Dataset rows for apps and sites
--- START ---

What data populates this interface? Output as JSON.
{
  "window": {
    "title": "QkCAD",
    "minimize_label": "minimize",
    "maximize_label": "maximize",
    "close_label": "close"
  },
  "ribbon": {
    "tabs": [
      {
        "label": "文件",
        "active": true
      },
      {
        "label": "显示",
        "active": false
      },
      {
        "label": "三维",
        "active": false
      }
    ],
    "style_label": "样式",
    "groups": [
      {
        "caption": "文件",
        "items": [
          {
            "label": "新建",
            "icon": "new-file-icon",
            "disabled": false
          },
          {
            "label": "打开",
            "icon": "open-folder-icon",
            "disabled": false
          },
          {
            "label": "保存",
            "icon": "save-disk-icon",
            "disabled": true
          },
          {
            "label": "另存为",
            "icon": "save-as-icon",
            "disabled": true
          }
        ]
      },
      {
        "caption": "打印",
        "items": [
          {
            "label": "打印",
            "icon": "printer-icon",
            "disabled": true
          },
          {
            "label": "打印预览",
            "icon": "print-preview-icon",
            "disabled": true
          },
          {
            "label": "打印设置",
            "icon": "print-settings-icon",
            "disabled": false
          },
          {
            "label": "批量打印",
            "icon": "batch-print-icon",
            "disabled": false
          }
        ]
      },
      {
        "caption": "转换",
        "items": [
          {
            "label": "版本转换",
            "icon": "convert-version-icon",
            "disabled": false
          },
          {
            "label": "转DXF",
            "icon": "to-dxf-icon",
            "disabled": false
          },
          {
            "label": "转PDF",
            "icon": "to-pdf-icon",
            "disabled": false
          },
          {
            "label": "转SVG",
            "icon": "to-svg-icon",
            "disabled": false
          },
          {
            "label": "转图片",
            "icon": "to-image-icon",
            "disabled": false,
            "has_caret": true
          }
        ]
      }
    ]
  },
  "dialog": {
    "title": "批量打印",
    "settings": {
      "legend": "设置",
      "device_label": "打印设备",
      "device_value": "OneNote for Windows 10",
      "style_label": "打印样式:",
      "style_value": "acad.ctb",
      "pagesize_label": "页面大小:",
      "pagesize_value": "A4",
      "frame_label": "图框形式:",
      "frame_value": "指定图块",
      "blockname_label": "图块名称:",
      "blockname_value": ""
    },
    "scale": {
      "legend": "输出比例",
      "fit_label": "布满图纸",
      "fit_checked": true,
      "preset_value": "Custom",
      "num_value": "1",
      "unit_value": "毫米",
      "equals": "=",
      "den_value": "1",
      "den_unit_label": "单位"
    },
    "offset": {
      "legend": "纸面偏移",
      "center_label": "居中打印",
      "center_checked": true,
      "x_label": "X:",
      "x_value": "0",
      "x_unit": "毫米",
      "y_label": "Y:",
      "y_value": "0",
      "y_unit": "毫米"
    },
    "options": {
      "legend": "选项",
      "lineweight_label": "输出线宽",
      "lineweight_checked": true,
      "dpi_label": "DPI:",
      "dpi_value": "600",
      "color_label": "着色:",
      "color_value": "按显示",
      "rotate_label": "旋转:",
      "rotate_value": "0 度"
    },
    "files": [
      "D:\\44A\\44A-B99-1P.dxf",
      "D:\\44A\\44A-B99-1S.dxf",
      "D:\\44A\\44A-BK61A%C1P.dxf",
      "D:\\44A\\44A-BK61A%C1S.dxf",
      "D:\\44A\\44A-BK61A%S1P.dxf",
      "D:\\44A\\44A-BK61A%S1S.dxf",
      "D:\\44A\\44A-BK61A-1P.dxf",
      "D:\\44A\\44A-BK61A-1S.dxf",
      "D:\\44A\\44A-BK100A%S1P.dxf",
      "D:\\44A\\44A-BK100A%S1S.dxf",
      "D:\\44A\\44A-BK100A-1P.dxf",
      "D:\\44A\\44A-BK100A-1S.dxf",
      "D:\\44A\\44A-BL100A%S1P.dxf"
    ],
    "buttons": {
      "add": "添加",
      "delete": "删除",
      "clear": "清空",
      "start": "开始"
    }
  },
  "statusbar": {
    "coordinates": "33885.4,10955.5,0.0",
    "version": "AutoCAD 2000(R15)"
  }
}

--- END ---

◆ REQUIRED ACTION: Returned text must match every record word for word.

◆ EXPECTED OUTPUT:
What data populates this interface? Output as JSON.
{
  "window": {
    "title": "QkCAD",
    "minimize_label": "minimize",
    "maximize_label": "maximize",
    "close_label": "close"
  },
  "ribbon": {
    "tabs": [
      {
        "label": "文件",
        "active": true
      },
      {
        "label": "显示",
        "active": false
      },
      {
        "label": "三维",
        "active": false
      }
    ],
    "style_label": "样式",
    "groups": [
      {
        "caption": "文件",
        "items": [
          {
            "label": "新建",
            "icon": "new-file-icon",
            "disabled": false
          },
          {
            "label": "打开",
            "icon": "open-folder-icon",
            "disabled": false
          },
          {
            "label": "保存",
            "icon": "save-disk-icon",
            "disabled": true
          },
          {
            "label": "另存为",
            "icon": "save-as-icon",
            "disabled": true
          }
        ]
      },
      {
        "caption": "打印",
        "items": [
          {
            "label": "打印",
            "icon": "printer-icon",
            "disabled": true
          },
          {
            "label": "打印预览",
            "icon": "print-preview-icon",
            "disabled": true
          },
          {
            "label": "打印设置",
            "icon": "print-settings-icon",
            "disabled": false
          },
          {
            "label": "批量打印",
            "icon": "batch-print-icon",
            "disabled": false
          }
        ]
      },
      {
        "caption": "转换",
        "items": [
          {
            "label": "版本转换",
            "icon": "convert-version-icon",
            "disabled": false
          },
          {
            "label": "转DXF",
            "icon": "to-dxf-icon",
            "disabled": false
          },
          {
            "label": "转PDF",
            "icon": "to-pdf-icon",
            "disabled": false
          },
          {
            "label": "转SVG",
            "icon": "to-svg-icon",
            "disabled": false
          },
          {
            "label": "转图片",
            "icon": "to-image-icon",
            "disabled": false,
            "has_caret": true
          }
        ]
      }
    ]
  },
  "dialog": {
    "title": "批量打印",
    "settings": {
      "legend": "设置",
      "device_label": "打印设备",
      "device_value": "OneNote for Windows 10",
      "style_label": "打印样式:",
      "style_value": "acad.ctb",
      "pagesize_label": "页面大小:",
      "pagesize_value": "A4",
      "frame_label": "图框形式:",
      "frame_value": "指定图块",
      "blockname_label": "图块名称:",
      "blockname_value": ""
    },
    "scale": {
      "legend": "输出比例",
      "fit_label": "布满图纸",
      "fit_checked": true,
      "preset_value": "Custom",
      "num_value": "1",
      "unit_value": "毫米",
      "equals": "=",
      "den_value": "1",
      "den_unit_label": "单位"
    },
    "offset": {
      "legend": "纸面偏移",
      "center_label": "居中打印",
      "center_checked": true,
      "x_label": "X:",
      "x_value": "0",
      "x_unit": "毫米",
      "y_label": "Y:",
      "y_value": "0",
      "y_unit": "毫米"
    },
    "options": {
      "legend": "选项",
      "lineweight_label": "输出线宽",
      "lineweight_checked": true,
      "dpi_label": "DPI:",
      "dpi_value": "600",
      "color_label": "着色:",
      "color_value": "按显示",
      "rotate_label": "旋转:",
      "rotate_value": "0 度"
    },
    "files": [
      "D:\\44A\\44A-B99-1P.dxf",
      "D:\\44A\\44A-B99-1S.dxf",
      "D:\\44A\\44A-BK61A%C1P.dxf",
      "D:\\44A\\44A-BK61A%C1S.dxf",
      "D:\\44A\\44A-BK61A%S1P.dxf",
      "D:\\44A\\44A-BK61A%S1S.dxf",
      "D:\\44A\\44A-BK61A-1P.dxf",
      "D:\\44A\\44A-BK61A-1S.dxf",
      "D:\\44A\\44A-BK100A%S1P.dxf",
      "D:\\44A\\44A-BK100A%S1S.dxf",
      "D:\\44A\\44A-BK100A-1P.dxf",
      "D:\\44A\\44A-BK100A-1S.dxf",
      "D:\\44A\\44A-BL100A%S1P.dxf"
    ],
    "buttons": {
      "add": "添加",
      "delete": "删除",
      "clear": "清空",
      "start": "开始"
    }
  },
  "statusbar": {
    "coordinates": "33885.4,10955.5,0.0",
    "version": "AutoCAD 2000(R15)"
  }
}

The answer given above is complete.